> Instructions for the task
Locate every line below that contains the word "系统功能结构设计" and copy it.

> Available records
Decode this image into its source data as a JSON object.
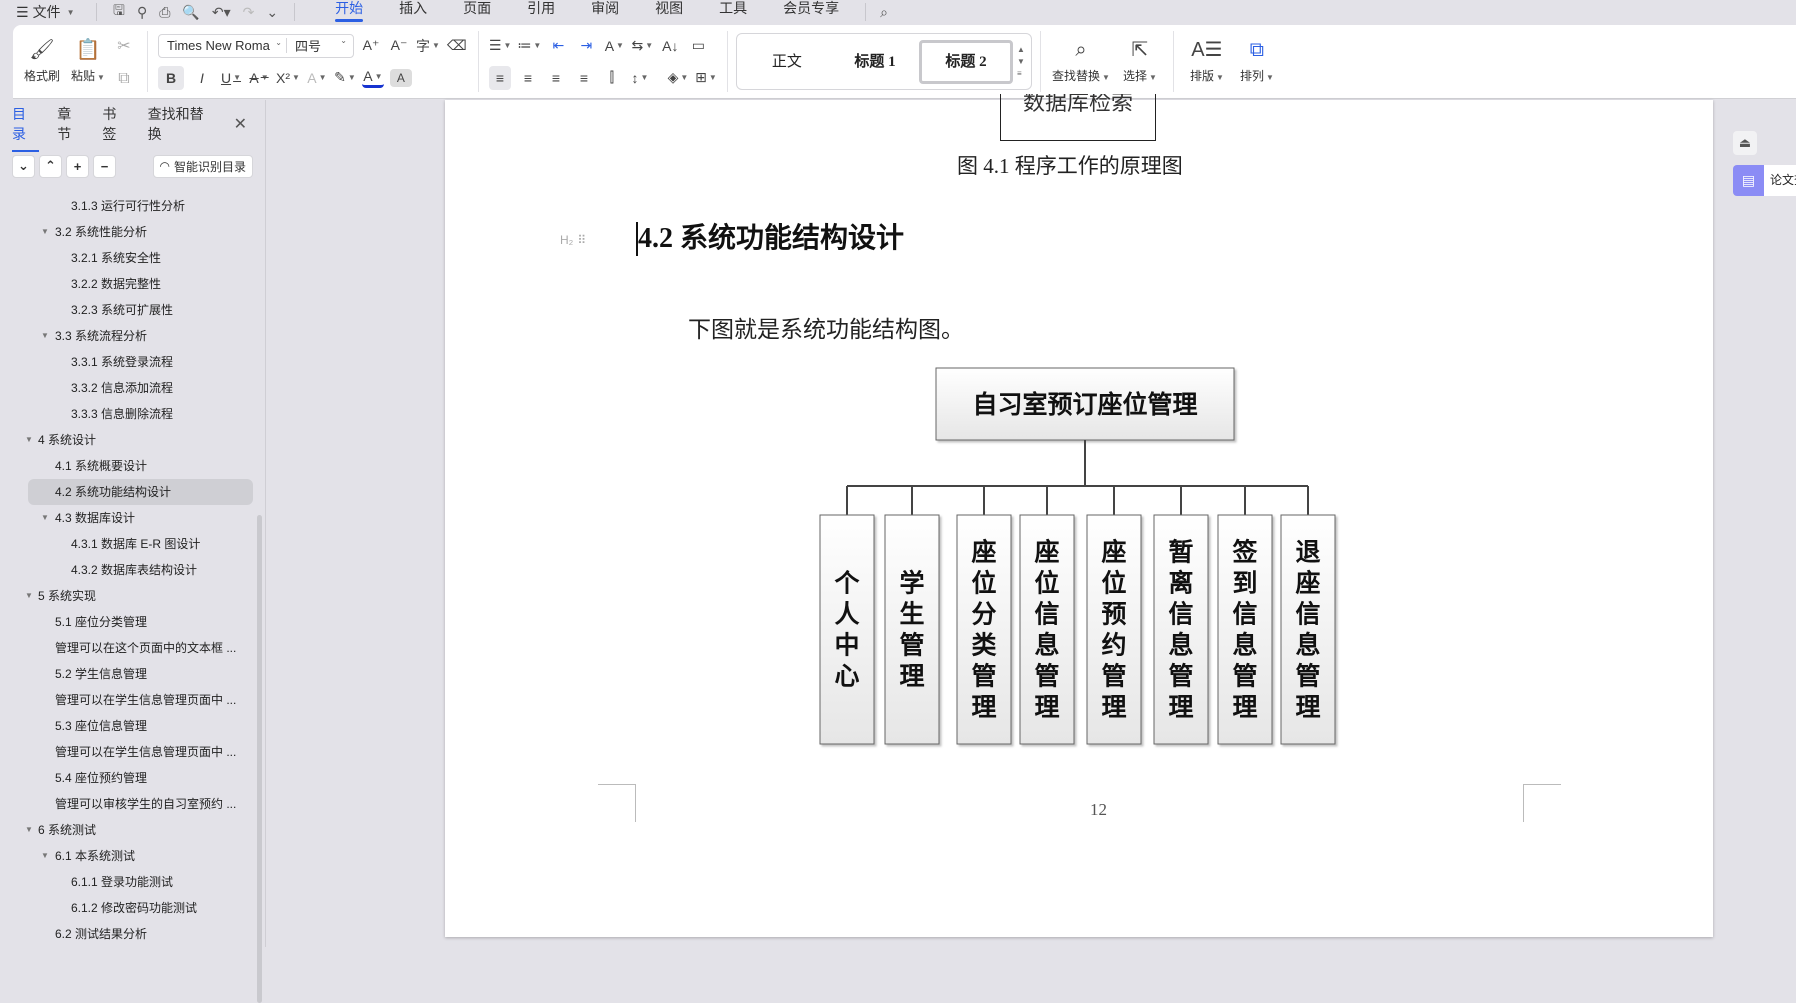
{
  "menubar": {
    "file_label": "文件",
    "tabs": [
      "开始",
      "插入",
      "页面",
      "引用",
      "审阅",
      "视图",
      "工具",
      "会员专享"
    ],
    "active_tab": "开始"
  },
  "ribbon": {
    "format_painter": "格式刷",
    "paste": "粘贴",
    "font_name": "Times New Roma",
    "font_size": "四号",
    "styles": [
      "正文",
      "标题 1",
      "标题 2"
    ],
    "find_replace": "查找替换",
    "select": "选择",
    "layout": "排版",
    "arrange": "排列",
    "bold": "B",
    "italic": "I",
    "underline": "U"
  },
  "sidebar": {
    "tabs": [
      "目录",
      "章节",
      "书签",
      "查找和替换"
    ],
    "active_tab": "目录",
    "smart_toc_label": "智能识别目录",
    "toc": [
      {
        "level": 3,
        "label": "3.1.3  运行可行性分析",
        "expandable": false
      },
      {
        "level": 2,
        "label": "3.2 系统性能分析",
        "expandable": true
      },
      {
        "level": 3,
        "label": "3.2.1  系统安全性",
        "expandable": false
      },
      {
        "level": 3,
        "label": "3.2.2  数据完整性",
        "expandable": false
      },
      {
        "level": 3,
        "label": "3.2.3 系统可扩展性",
        "expandable": false
      },
      {
        "level": 2,
        "label": "3.3 系统流程分析",
        "expandable": true
      },
      {
        "level": 3,
        "label": "3.3.1 系统登录流程",
        "expandable": false
      },
      {
        "level": 3,
        "label": "3.3.2 信息添加流程",
        "expandable": false
      },
      {
        "level": 3,
        "label": "3.3.3 信息删除流程",
        "expandable": false
      },
      {
        "level": 1,
        "label": "4  系统设计",
        "expandable": true
      },
      {
        "level": 2,
        "label": "4.1 系统概要设计",
        "expandable": false
      },
      {
        "level": 2,
        "label": "4.2 系统功能结构设计",
        "expandable": false,
        "active": true
      },
      {
        "level": 2,
        "label": "4.3 数据库设计",
        "expandable": true
      },
      {
        "level": 3,
        "label": "4.3.1 数据库 E-R 图设计",
        "expandable": false
      },
      {
        "level": 3,
        "label": "4.3.2  数据库表结构设计",
        "expandable": false
      },
      {
        "level": 1,
        "label": "5  系统实现",
        "expandable": true
      },
      {
        "level": 2,
        "label": "5.1  座位分类管理",
        "expandable": false
      },
      {
        "level": 2,
        "label": "管理可以在这个页面中的文本框 ...",
        "expandable": false
      },
      {
        "level": 2,
        "label": "5.2  学生信息管理",
        "expandable": false
      },
      {
        "level": 2,
        "label": "管理可以在学生信息管理页面中 ...",
        "expandable": false
      },
      {
        "level": 2,
        "label": "5.3  座位信息管理",
        "expandable": false
      },
      {
        "level": 2,
        "label": "管理可以在学生信息管理页面中 ...",
        "expandable": false
      },
      {
        "level": 2,
        "label": "5.4  座位预约管理",
        "expandable": false
      },
      {
        "level": 2,
        "label": "管理可以审核学生的自习室预约 ...",
        "expandable": false
      },
      {
        "level": 1,
        "label": "6 系统测试",
        "expandable": true
      },
      {
        "level": 2,
        "label": "6.1  本系统测试",
        "expandable": true
      },
      {
        "level": 3,
        "label": "6.1.1 登录功能测试",
        "expandable": false
      },
      {
        "level": 3,
        "label": "6.1.2 修改密码功能测试",
        "expandable": false
      },
      {
        "level": 2,
        "label": "6.2 测试结果分析",
        "expandable": false
      }
    ]
  },
  "document": {
    "prev_box_text": "数据库检索",
    "prev_caption": "图 4.1  程序工作的原理图",
    "heading_marker": "H₂",
    "heading": "4.2 系统功能结构设计",
    "paragraph": "下图就是系统功能结构图。",
    "page_number": "12",
    "diagram": {
      "root": "自习室预订座位管理",
      "children": [
        "个人中心",
        "学生管理",
        "座位分类管理",
        "座位信息管理",
        "座位预约管理",
        "暂离信息管理",
        "签到信息管理",
        "退座信息管理"
      ]
    }
  },
  "right_panel": {
    "paper_label": "论文查重"
  },
  "colors": {
    "accent": "#2b5fe3",
    "paper_btn": "#8b8cf5",
    "chrome_bg": "#e3e2e8"
  }
}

> Solution to this problem
        "label": "4.2 系统功能结构设计",
    "heading": "4.2 系统功能结构设计",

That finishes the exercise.